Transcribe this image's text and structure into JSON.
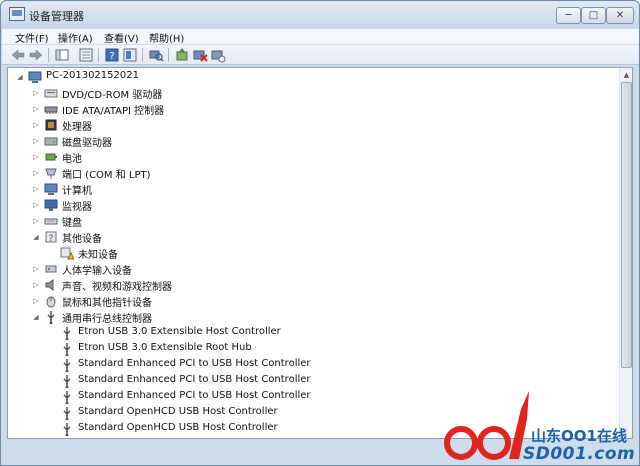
{
  "window": {
    "title": "设备管理器",
    "controls": {
      "minimize": "─",
      "maximize": "□",
      "close": "✕"
    }
  },
  "menu": [
    {
      "label": "文件(F)"
    },
    {
      "label": "操作(A)"
    },
    {
      "label": "查看(V)"
    },
    {
      "label": "帮助(H)"
    }
  ],
  "toolbar": [
    "back-arrow-icon",
    "forward-arrow-icon",
    "properties-pane-icon",
    "list-view-icon",
    "help-icon",
    "console-tree-icon",
    "scan-hardware-icon",
    "update-driver-icon",
    "disable-device-icon",
    "uninstall-device-icon"
  ],
  "tree": {
    "root": "PC-201302152021",
    "items": [
      {
        "label": "DVD/CD-ROM 驱动器",
        "icon": "dvd-drive-icon",
        "expanded": false
      },
      {
        "label": "IDE ATA/ATAPI 控制器",
        "icon": "ide-controller-icon",
        "expanded": false
      },
      {
        "label": "处理器",
        "icon": "processor-icon",
        "expanded": false
      },
      {
        "label": "磁盘驱动器",
        "icon": "disk-drive-icon",
        "expanded": false
      },
      {
        "label": "电池",
        "icon": "battery-icon",
        "expanded": false
      },
      {
        "label": "端口 (COM 和 LPT)",
        "icon": "port-icon",
        "expanded": false
      },
      {
        "label": "计算机",
        "icon": "computer-icon",
        "expanded": false
      },
      {
        "label": "监视器",
        "icon": "monitor-icon",
        "expanded": false
      },
      {
        "label": "键盘",
        "icon": "keyboard-icon",
        "expanded": false
      },
      {
        "label": "其他设备",
        "icon": "other-devices-icon",
        "expanded": true,
        "children": [
          {
            "label": "未知设备",
            "icon": "unknown-device-warning-icon"
          }
        ]
      },
      {
        "label": "人体学输入设备",
        "icon": "hid-icon",
        "expanded": false
      },
      {
        "label": "声音、视频和游戏控制器",
        "icon": "sound-icon",
        "expanded": false
      },
      {
        "label": "鼠标和其他指针设备",
        "icon": "mouse-icon",
        "expanded": false
      },
      {
        "label": "通用串行总线控制器",
        "icon": "usb-icon",
        "expanded": true,
        "children": [
          {
            "label": "Etron USB 3.0 Extensible Host Controller",
            "icon": "usb-device-icon"
          },
          {
            "label": "Etron USB 3.0 Extensible Root Hub",
            "icon": "usb-device-icon"
          },
          {
            "label": "Standard Enhanced PCI to USB Host Controller",
            "icon": "usb-device-icon"
          },
          {
            "label": "Standard Enhanced PCI to USB Host Controller",
            "icon": "usb-device-icon"
          },
          {
            "label": "Standard Enhanced PCI to USB Host Controller",
            "icon": "usb-device-icon"
          },
          {
            "label": "Standard OpenHCD USB Host Controller",
            "icon": "usb-device-icon"
          },
          {
            "label": "Standard OpenHCD USB Host Controller",
            "icon": "usb-device-icon"
          }
        ]
      }
    ]
  },
  "watermark": {
    "brand": "山东OO1在线",
    "site": "SD001.com"
  },
  "colors": {
    "window_frame": "#cfdcec",
    "accent": "#1b62a8",
    "watermark_red": "#e0261c"
  }
}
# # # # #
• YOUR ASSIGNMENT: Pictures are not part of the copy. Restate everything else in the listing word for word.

• FINISHED TASK:
Transcribe this image's text and structure into JSON.
{
  "window": {
    "title": "设备管理器",
    "controls": {
      "minimize": "─",
      "maximize": "□",
      "close": "✕"
    }
  },
  "menu": [
    {
      "label": "文件(F)"
    },
    {
      "label": "操作(A)"
    },
    {
      "label": "查看(V)"
    },
    {
      "label": "帮助(H)"
    }
  ],
  "toolbar": [
    "back-arrow-icon",
    "forward-arrow-icon",
    "properties-pane-icon",
    "list-view-icon",
    "help-icon",
    "console-tree-icon",
    "scan-hardware-icon",
    "update-driver-icon",
    "disable-device-icon",
    "uninstall-device-icon"
  ],
  "tree": {
    "root": "PC-201302152021",
    "items": [
      {
        "label": "DVD/CD-ROM 驱动器",
        "icon": "dvd-drive-icon",
        "expanded": false
      },
      {
        "label": "IDE ATA/ATAPI 控制器",
        "icon": "ide-controller-icon",
        "expanded": false
      },
      {
        "label": "处理器",
        "icon": "processor-icon",
        "expanded": false
      },
      {
        "label": "磁盘驱动器",
        "icon": "disk-drive-icon",
        "expanded": false
      },
      {
        "label": "电池",
        "icon": "battery-icon",
        "expanded": false
      },
      {
        "label": "端口 (COM 和 LPT)",
        "icon": "port-icon",
        "expanded": false
      },
      {
        "label": "计算机",
        "icon": "computer-icon",
        "expanded": false
      },
      {
        "label": "监视器",
        "icon": "monitor-icon",
        "expanded": false
      },
      {
        "label": "键盘",
        "icon": "keyboard-icon",
        "expanded": false
      },
      {
        "label": "其他设备",
        "icon": "other-devices-icon",
        "expanded": true,
        "children": [
          {
            "label": "未知设备",
            "icon": "unknown-device-warning-icon"
          }
        ]
      },
      {
        "label": "人体学输入设备",
        "icon": "hid-icon",
        "expanded": false
      },
      {
        "label": "声音、视频和游戏控制器",
        "icon": "sound-icon",
        "expanded": false
      },
      {
        "label": "鼠标和其他指针设备",
        "icon": "mouse-icon",
        "expanded": false
      },
      {
        "label": "通用串行总线控制器",
        "icon": "usb-icon",
        "expanded": true,
        "children": [
          {
            "label": "Etron USB 3.0 Extensible Host Controller",
            "icon": "usb-device-icon"
          },
          {
            "label": "Etron USB 3.0 Extensible Root Hub",
            "icon": "usb-device-icon"
          },
          {
            "label": "Standard Enhanced PCI to USB Host Controller",
            "icon": "usb-device-icon"
          },
          {
            "label": "Standard Enhanced PCI to USB Host Controller",
            "icon": "usb-device-icon"
          },
          {
            "label": "Standard Enhanced PCI to USB Host Controller",
            "icon": "usb-device-icon"
          },
          {
            "label": "Standard OpenHCD USB Host Controller",
            "icon": "usb-device-icon"
          },
          {
            "label": "Standard OpenHCD USB Host Controller",
            "icon": "usb-device-icon"
          }
        ]
      }
    ]
  },
  "watermark": {
    "brand": "山东OO1在线",
    "site": "SD001.com"
  },
  "colors": {
    "window_frame": "#cfdcec",
    "accent": "#1b62a8",
    "watermark_red": "#e0261c"
  }
}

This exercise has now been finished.